That this score is great one is surprising when you consider the premise of the film; even more so when you consider the fact that this was Silvestri's first real blockbuster, and that the film's producer – Steven Spielberg – didn't really think he was up to the task.
Australian conductor and film music fan Nicholas Buc, who has made his name conducting live to picture concerts around the world, says: "Spielberg wasn't totally sold on him as a choice of composer, but director Robert Zemeckis was. They had both done Romancing the Stone together and Zemeckis wanted him for Back to the Future even though he hadn't really written anything in this kind of grand style. So, it was a great moment of fear, but he was quite keen to show what he could do and give it a go.
"The thing that convinced Spielberg in the end was the fact that they shot and scored the whole clocktower sequence at the end of the film first and then did little test screening for Spielberg.
"Zemeckis didn't tell Spielberg that the score was the finished work – and maybe he assumed it was some kind of temp track. After the screening, Spielberg turned to Zemeckis and said, 'Now that's the kind of music you should have in your film.' And they said that was the music; that was what Alan had written. He said, 'Oh, wow! That's amazing. Let's keep going.'

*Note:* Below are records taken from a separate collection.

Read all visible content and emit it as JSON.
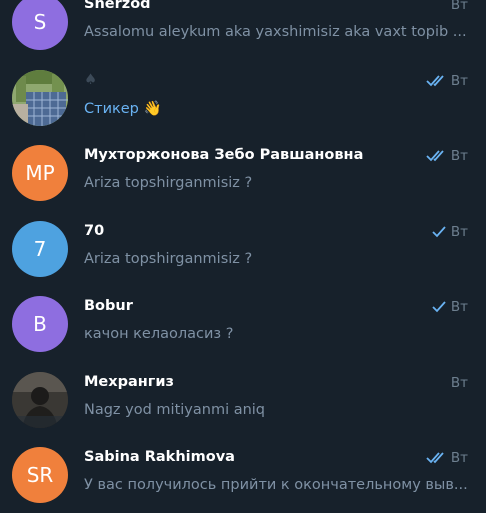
{
  "chats": [
    {
      "name": "Sherzod",
      "preview": "Assalomu aleykum aka yaxshimisiz  aka vaxt topib ...",
      "time": "Вт",
      "avatar": {
        "type": "initials",
        "initials": "S",
        "color": "#8e6ee0"
      },
      "status": "none"
    },
    {
      "name": "♠",
      "preview": "Стикер 👋",
      "time": "Вт",
      "avatar": {
        "type": "photo",
        "description_icon": "photo-avatar-icon"
      },
      "status": "double-check"
    },
    {
      "name": "Мухторжонова Зебо Равшановна",
      "preview": "Ariza topshirganmisiz ?",
      "time": "Вт",
      "avatar": {
        "type": "initials",
        "initials": "MP",
        "color": "#f0803c"
      },
      "status": "double-check"
    },
    {
      "name": "70",
      "preview": "Ariza topshirganmisiz ?",
      "time": "Вт",
      "avatar": {
        "type": "initials",
        "initials": "7",
        "color": "#4ea2e0"
      },
      "status": "single-check"
    },
    {
      "name": "Bobur",
      "preview": "качон келаоласиз ?",
      "time": "Вт",
      "avatar": {
        "type": "initials",
        "initials": "B",
        "color": "#8e6ee0"
      },
      "status": "single-check"
    },
    {
      "name": "Мехрангиз",
      "preview": "Nagz yod mitiyanmi aniq",
      "time": "Вт",
      "avatar": {
        "type": "photo",
        "description_icon": "photo-avatar-icon"
      },
      "status": "none"
    },
    {
      "name": "Sabina Rakhimova",
      "preview": "У вас получилось прийти к окончательному выв...",
      "time": "Вт",
      "avatar": {
        "type": "initials",
        "initials": "SR",
        "color": "#f0803c"
      },
      "status": "double-check"
    }
  ],
  "colors": {
    "background": "#17212b",
    "name": "#ffffff",
    "preview": "#7f91a4",
    "accent": "#6ab3f3",
    "time": "#6d7f8f",
    "check": "#6ab3f3"
  }
}
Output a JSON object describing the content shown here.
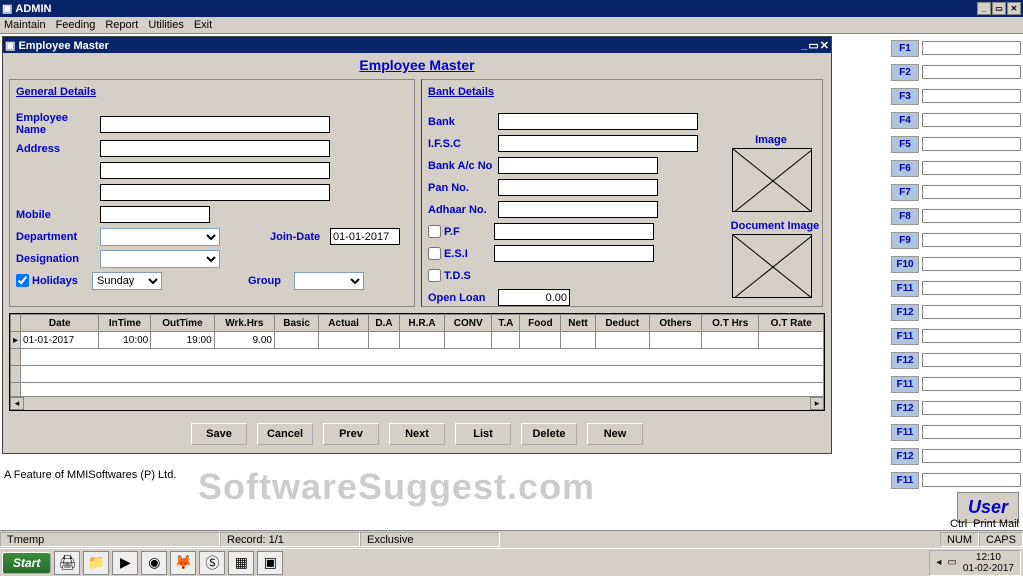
{
  "app": {
    "title": "ADMIN"
  },
  "menu": [
    "Maintain",
    "Feeding",
    "Report",
    "Utilities",
    "Exit"
  ],
  "child_window": {
    "title": "Employee Master"
  },
  "form": {
    "title": "Employee Master",
    "general_section": "General Details",
    "bank_section": "Bank Details",
    "labels": {
      "emp_name": "Employee Name",
      "address": "Address",
      "mobile": "Mobile",
      "department": "Department",
      "designation": "Designation",
      "holidays": "Holidays",
      "join_date": "Join-Date",
      "group": "Group",
      "bank": "Bank",
      "ifsc": "I.F.S.C",
      "bank_ac": "Bank A/c No",
      "pan": "Pan No.",
      "adhaar": "Adhaar No.",
      "pf": "P.F",
      "esi": "E.S.I",
      "tds": "T.D.S",
      "open_loan": "Open Loan",
      "image": "Image",
      "doc_image": "Document Image"
    },
    "values": {
      "holidays_sel": "Sunday",
      "join_date": "01-01-2017",
      "open_loan": "0.00"
    }
  },
  "grid": {
    "headers": [
      "Date",
      "InTime",
      "OutTime",
      "Wrk.Hrs",
      "Basic",
      "Actual",
      "D.A",
      "H.R.A",
      "CONV",
      "T.A",
      "Food",
      "Nett",
      "Deduct",
      "Others",
      "O.T Hrs",
      "O.T Rate"
    ],
    "row": [
      "01-01-2017",
      "10:00",
      "19:00",
      "9.00",
      "",
      "",
      "",
      "",
      "",
      "",
      "",
      "",
      "",
      "",
      "",
      ""
    ]
  },
  "buttons": [
    "Save",
    "Cancel",
    "Prev",
    "Next",
    "List",
    "Delete",
    "New"
  ],
  "fkeys": [
    "F1",
    "F2",
    "F3",
    "F4",
    "F5",
    "F6",
    "F7",
    "F8",
    "F9",
    "F10",
    "F11",
    "F12",
    "F11",
    "F12",
    "F11",
    "F12",
    "F11",
    "F12",
    "F11"
  ],
  "right": {
    "user": "User",
    "ctrl": "Ctrl",
    "printmail": "Print Mail"
  },
  "status": {
    "left": "Tmemp",
    "record": "Record: 1/1",
    "mode": "Exclusive",
    "num": "NUM",
    "caps": "CAPS"
  },
  "feature_line": "A Feature of MMISoftwares (P) Ltd.",
  "taskbar": {
    "start": "Start",
    "time": "12:10",
    "date": "01-02-2017"
  },
  "watermark": "SoftwareSuggest.com"
}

"That was Alan's big audition for Hollywood. Sometimes that's all you need - a great hit and you're on to success."
- Back to the Future Live in Concert is at the Kiri Te Kanawa Theatre, Aotea Centre on November 21.